- "Lymphocytic Choriomeningitis Virus (LCMV)." Centers for Disease Control and Prevention. CDC, n.d. Web. 22 Sept. 2009
- "Lymphocytic Choriomeningitis Virus." Charles River. Charles River Laboratories International, Inc, 2009. Web. 28 Oct 2009.
- "Prevent LCMV from wild rodents." CDC Special Pathogens Branch. CDC. n.d. pdf. 22 Sept. 2009. https://web.archive.org/web/20130810131242/http://www.cdc.gov/ncidod/dvrd/spb/mnpages/dispages/lcmv/prevent.pdf
- United States. National Center for Infectious Diseases. Lymphocytic Choriomeningitis Virus from Pet Rodents. CDC, n.d. Web. 22 Sept. 2009.
- ---. Lymphocytic Choriomeningitis Virus (LCMV) and Pregnancy: Facts and Prevention. CDC, 5 Oct. 2005. Web. 22 Sept. 2009.
- United States. Special Pathogens Branch, Centers for Disease Control and Prevention. Information for Pet Owners: Reducing the Risk of Becoming Infected with LCMV from Pet Rodents. CDC. 6 Sept. 2005. Web. 26 Sept. 2009.
- ---. Lymphocytic choriomeningitis. CDC. 11 October 2007. Web. 26 Sept. 2009.
- Vilches, Jose MD ed. Pam Mouser, MD. "Lymphocytic Choriomeningitis." Animal Disease Diagnostic Laboratory. Animal Disease Diagnostic Laboratory, Purdue University, 2007. Web. 23 September 2009.
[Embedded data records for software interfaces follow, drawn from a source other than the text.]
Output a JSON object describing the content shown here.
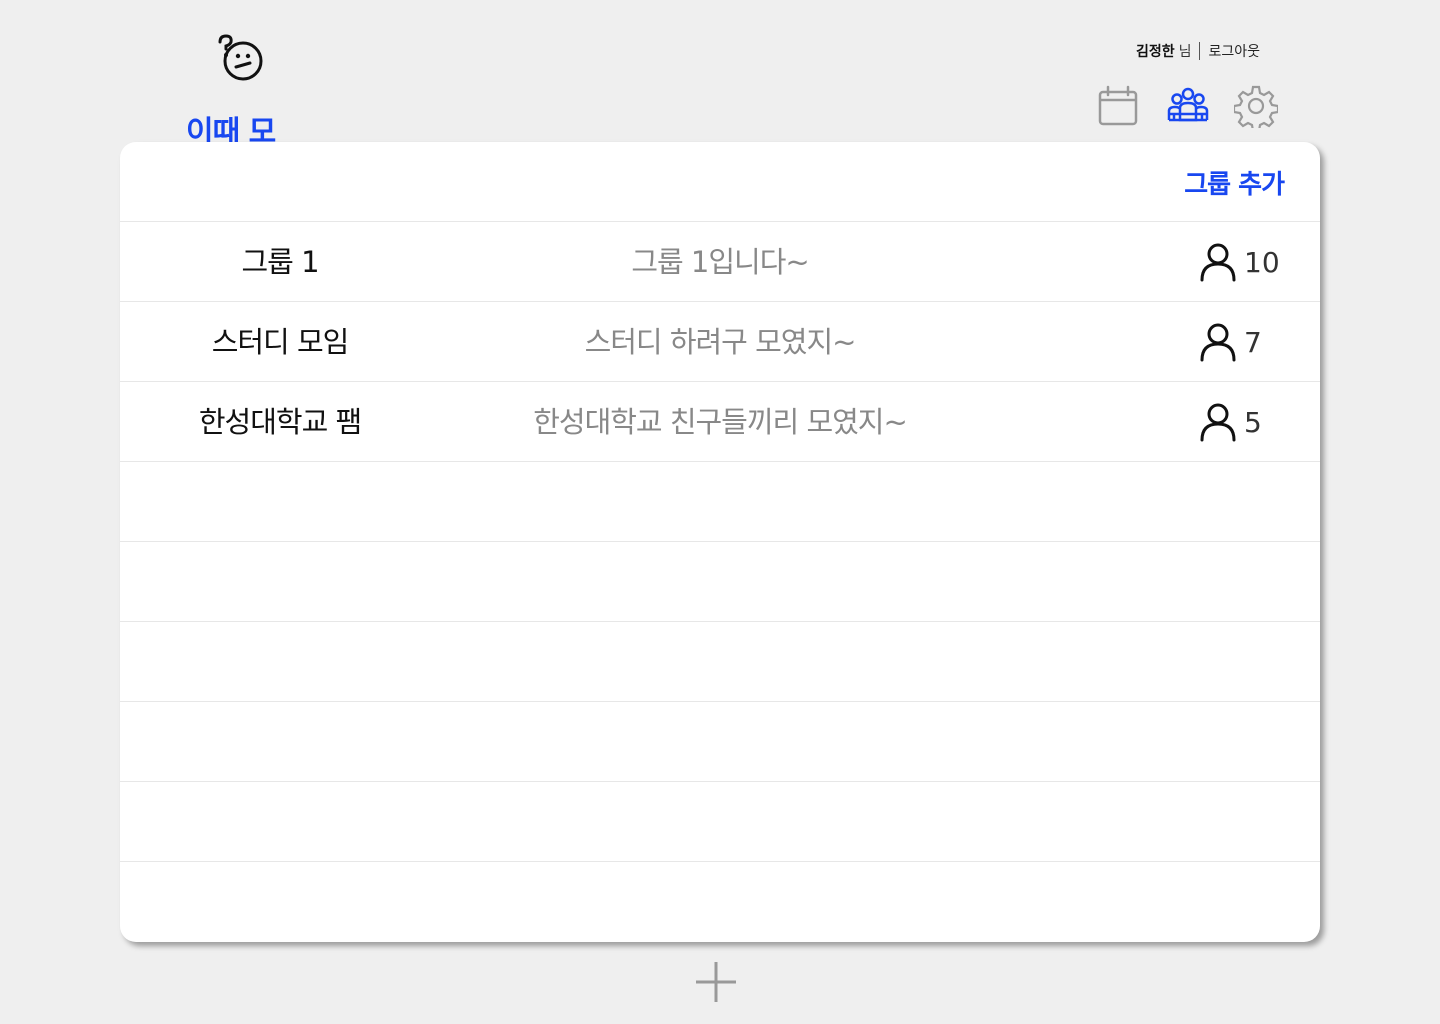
{
  "app": {
    "title": "이때 모해?"
  },
  "user": {
    "name": "김정한",
    "suffix": "님",
    "logout_label": "로그아웃"
  },
  "nav": [
    {
      "icon": "calendar-icon",
      "active": false
    },
    {
      "icon": "group-icon",
      "active": true
    },
    {
      "icon": "gear-icon",
      "active": false
    }
  ],
  "main": {
    "add_group_label": "그룹 추가",
    "groups": [
      {
        "name": "그룹 1",
        "description": "그룹 1입니다~",
        "members": "10"
      },
      {
        "name": "스터디 모임",
        "description": "스터디 하려구 모였지~",
        "members": "7"
      },
      {
        "name": "한성대학교 팸",
        "description": "한성대학교 친구들끼리 모였지~",
        "members": "5"
      }
    ],
    "empty_rows": 6
  },
  "colors": {
    "accent": "#1847f0",
    "muted": "#888888",
    "background": "#efefef"
  }
}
- Lee, KJ; Novella, IS; Teng, MN; Oldstone, MBA; de la Torre, JC (2000). "NP and L Proteins of Lymphocytic Choriomeningitis Virus (LCMV) Are Sufficient for Efficient Transcription and Replication of LCMV Genomic RNA Analog". Journal of Virology. 74 (8): 3470–7. doi:10.1128/jvi.74.8.3470-3477.2000. PMC 111854. PMID 10729120.
- Swiss Institute of Bioinformatics. Viral Zone "Arenaviridae"
- Zhou, X; Ramachaundran, S; Mann, M; Popkin, DL (2012). "Role of Lymphocytic Choriomeningitis virus(LCMV) in understanding viral immunology: Past, Present and Future". Viruses. 4 (11): 2650–69. doi:10.3390/v4112650. PMC 3509666. PMID 23202498.
- Palacios, Druce, Du, Tran, Birch, Briese, Conlan, Quan, Hui, Marshall, Simons, Egholm, Paddock, Shieh, Goldsmith, Zaki, Catton, Lipkin (2008). "A New Arenavirus in a Cluster of Fatal Transplant-Associated Diseases". The New England Journal of Medicine. 358 (10): 991–998. doi:10.1056/NEJMoa073785. PMID 18256387.CS1 maint: multiple names: authors list (link)